I unpinned the

 Here is the mockup simply pinned together.  That gave me an idea of where I would need to tweak the shoulder and the arm pits, but basically I liked the fit.

I have made enough shirts and jackets to know the basic shape of a sleeve so I simply eyeballed the shape and cut out the sleeves.  This is the test sleeve pinned together.  I must say as much as I liked the look I didn't like taking it off when it was literally covered in pins!


I took the remnant leather from the old leather jacket.  I had two unused sleeves which I planned on using as the fringe for my sleeves.

Rather than a simply row of leather fringes, I decided to add a bit of white wool to the outside as well.

Test look on a scrap of white.... .Yup.  I liked it.  I must say I thoroughly enjoyed this project.  No real plan, no judging criteria to follow or worry about.  I had only my own opinion to consider.  With no pattern I really enjoyed just making this up as I went along!

Here is the basic shape of the sleeve.  The basic structure of the sleeve requires that the area by the shoulder be larger than the wrist.  Looking at the pieces lying out I deiced to have rather long fringes closer to my armpit and shorter towards my sleeve.  I later changed that opinion, but seeing the pieces lying out like this i thought it might look good.

The pattern was completed and the sewing could begin.  I hand sewed the entire coat.  Not the most difficult sewing I've ever done.  In fact, sewing wool is quite an easy affair.  No need to worry about fraying edges and even with four layers of wool the needle went through easily.

So far so good.  Sleeve hangs nicely.  I was worried that two layers of thick wool would bunch in the armpit but it was comfortable.

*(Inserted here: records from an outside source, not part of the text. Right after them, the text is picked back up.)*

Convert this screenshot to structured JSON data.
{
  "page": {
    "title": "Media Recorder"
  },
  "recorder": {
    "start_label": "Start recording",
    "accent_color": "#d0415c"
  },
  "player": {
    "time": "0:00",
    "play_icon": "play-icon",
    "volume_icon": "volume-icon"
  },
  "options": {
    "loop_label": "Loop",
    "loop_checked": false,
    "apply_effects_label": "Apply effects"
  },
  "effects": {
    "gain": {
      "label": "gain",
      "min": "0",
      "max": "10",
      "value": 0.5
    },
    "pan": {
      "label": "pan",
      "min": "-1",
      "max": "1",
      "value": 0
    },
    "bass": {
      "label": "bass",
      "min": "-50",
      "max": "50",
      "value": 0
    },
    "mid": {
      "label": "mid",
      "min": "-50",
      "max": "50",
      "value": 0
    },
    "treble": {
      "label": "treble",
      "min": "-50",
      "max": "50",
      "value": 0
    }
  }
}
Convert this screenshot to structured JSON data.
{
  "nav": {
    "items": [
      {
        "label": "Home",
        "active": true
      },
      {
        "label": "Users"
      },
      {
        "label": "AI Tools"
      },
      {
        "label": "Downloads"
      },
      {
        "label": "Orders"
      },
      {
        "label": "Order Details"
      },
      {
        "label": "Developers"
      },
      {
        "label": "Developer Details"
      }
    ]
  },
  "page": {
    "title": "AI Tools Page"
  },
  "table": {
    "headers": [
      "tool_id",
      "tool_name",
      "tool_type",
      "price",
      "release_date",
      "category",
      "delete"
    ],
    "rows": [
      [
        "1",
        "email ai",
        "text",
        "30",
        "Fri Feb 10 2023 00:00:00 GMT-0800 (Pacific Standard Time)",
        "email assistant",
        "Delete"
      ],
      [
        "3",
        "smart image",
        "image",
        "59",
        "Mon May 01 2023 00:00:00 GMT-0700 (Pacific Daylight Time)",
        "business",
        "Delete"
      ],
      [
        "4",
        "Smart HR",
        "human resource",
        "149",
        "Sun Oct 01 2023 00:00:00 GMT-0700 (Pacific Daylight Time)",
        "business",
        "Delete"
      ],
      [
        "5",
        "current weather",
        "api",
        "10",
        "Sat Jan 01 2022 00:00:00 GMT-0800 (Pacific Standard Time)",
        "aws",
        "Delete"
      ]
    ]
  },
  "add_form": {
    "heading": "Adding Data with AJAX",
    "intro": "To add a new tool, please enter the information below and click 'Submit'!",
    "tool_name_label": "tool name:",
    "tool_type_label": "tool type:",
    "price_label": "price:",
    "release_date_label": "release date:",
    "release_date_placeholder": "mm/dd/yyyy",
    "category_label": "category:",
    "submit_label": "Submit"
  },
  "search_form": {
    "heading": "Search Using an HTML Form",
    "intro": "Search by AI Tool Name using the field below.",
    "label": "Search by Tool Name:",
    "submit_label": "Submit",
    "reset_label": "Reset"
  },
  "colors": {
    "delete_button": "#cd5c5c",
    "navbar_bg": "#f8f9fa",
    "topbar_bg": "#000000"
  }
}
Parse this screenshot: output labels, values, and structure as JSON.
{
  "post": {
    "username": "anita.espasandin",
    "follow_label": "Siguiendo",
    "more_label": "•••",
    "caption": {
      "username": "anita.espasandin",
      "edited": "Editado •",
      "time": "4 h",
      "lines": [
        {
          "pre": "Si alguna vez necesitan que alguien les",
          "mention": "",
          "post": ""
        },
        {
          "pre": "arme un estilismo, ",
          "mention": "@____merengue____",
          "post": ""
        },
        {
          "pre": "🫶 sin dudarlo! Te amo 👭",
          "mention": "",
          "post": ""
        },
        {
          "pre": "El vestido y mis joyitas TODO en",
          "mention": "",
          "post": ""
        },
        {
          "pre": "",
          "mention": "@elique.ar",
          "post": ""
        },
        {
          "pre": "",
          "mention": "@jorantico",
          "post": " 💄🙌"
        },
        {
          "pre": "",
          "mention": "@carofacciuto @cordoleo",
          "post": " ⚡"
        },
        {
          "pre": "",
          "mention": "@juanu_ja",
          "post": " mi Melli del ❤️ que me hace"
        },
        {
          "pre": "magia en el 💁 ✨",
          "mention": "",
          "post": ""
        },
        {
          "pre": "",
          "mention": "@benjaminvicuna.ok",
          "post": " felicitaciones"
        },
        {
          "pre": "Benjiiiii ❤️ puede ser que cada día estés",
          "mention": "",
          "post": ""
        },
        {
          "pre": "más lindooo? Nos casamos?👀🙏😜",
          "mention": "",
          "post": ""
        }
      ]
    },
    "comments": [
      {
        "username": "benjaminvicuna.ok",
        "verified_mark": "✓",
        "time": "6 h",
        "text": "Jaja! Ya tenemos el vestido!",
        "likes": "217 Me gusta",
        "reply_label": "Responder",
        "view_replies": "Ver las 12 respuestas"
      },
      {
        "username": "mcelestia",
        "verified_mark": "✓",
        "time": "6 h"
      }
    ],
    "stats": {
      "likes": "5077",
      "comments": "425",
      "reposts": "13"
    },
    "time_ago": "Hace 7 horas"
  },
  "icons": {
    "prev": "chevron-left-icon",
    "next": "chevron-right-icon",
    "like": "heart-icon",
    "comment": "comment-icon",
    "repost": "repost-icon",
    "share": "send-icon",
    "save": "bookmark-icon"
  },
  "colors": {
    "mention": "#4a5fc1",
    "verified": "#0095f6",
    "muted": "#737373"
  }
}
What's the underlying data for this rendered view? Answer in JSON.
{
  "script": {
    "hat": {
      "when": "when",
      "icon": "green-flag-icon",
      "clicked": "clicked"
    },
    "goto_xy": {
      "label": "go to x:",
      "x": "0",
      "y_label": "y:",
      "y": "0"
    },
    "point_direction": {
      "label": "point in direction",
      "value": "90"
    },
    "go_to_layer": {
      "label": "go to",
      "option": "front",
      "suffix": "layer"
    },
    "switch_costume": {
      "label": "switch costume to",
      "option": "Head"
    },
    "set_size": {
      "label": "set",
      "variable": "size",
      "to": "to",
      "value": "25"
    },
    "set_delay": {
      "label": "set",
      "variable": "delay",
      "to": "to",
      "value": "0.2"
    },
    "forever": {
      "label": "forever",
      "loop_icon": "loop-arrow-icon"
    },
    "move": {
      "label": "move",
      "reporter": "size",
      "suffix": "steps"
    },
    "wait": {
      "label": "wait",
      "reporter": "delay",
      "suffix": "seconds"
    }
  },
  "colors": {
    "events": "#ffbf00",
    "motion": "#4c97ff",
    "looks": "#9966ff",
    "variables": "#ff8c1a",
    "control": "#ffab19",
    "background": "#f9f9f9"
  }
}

I planned on fully assembling the garment and then cutting the sleeve fringes.  I didn't want the fringes to get in the way of the sewing.

Here you can see what I mean about the long fringes closer to the arm pit.  Nope that had to change.  I trimmed it down later.

I found the use of a leather thimble important.  Even though sewing wool is easy, it is hard on the fingers pushing through 4 layers of wool and the layer of leather fringe.

Sleeve outer layer completed.


Proper material planning.  No joke!  This is all that I had left of my striped blanket.  I wish I had enough to make a belt and a long tailed hood, but nothing doing.  I had to alter my plan and make a fur collar instead.  A coat with no hood was better than no blanket and no coat.

Sleeves are done and lining attached.  Time to trim the fringes.



Here I began toying with the idea of a fur collar.  I purchased some fur collars from women's coats from Salvation Army.  Any time I come across fur at Salvation Army and it is cheap I add it to my stash.  I had about 6 of these collars, but this is the one that my kids and I like the best.

I initially decided to make the collar removable.  Eventually I stitched it to the coat.  I used large whip stitches which can be removed easy enough, but I figured that if it is cold enough to wear a thick long double thickness wool coat, it is probably cold enough to need a good collar.



Collar attached and coat complete!


I still need to make a belt.  I am in the process of deciding whether to weave one on an inkle loom or make one of wool.  For now the coat has a single button, and no belt.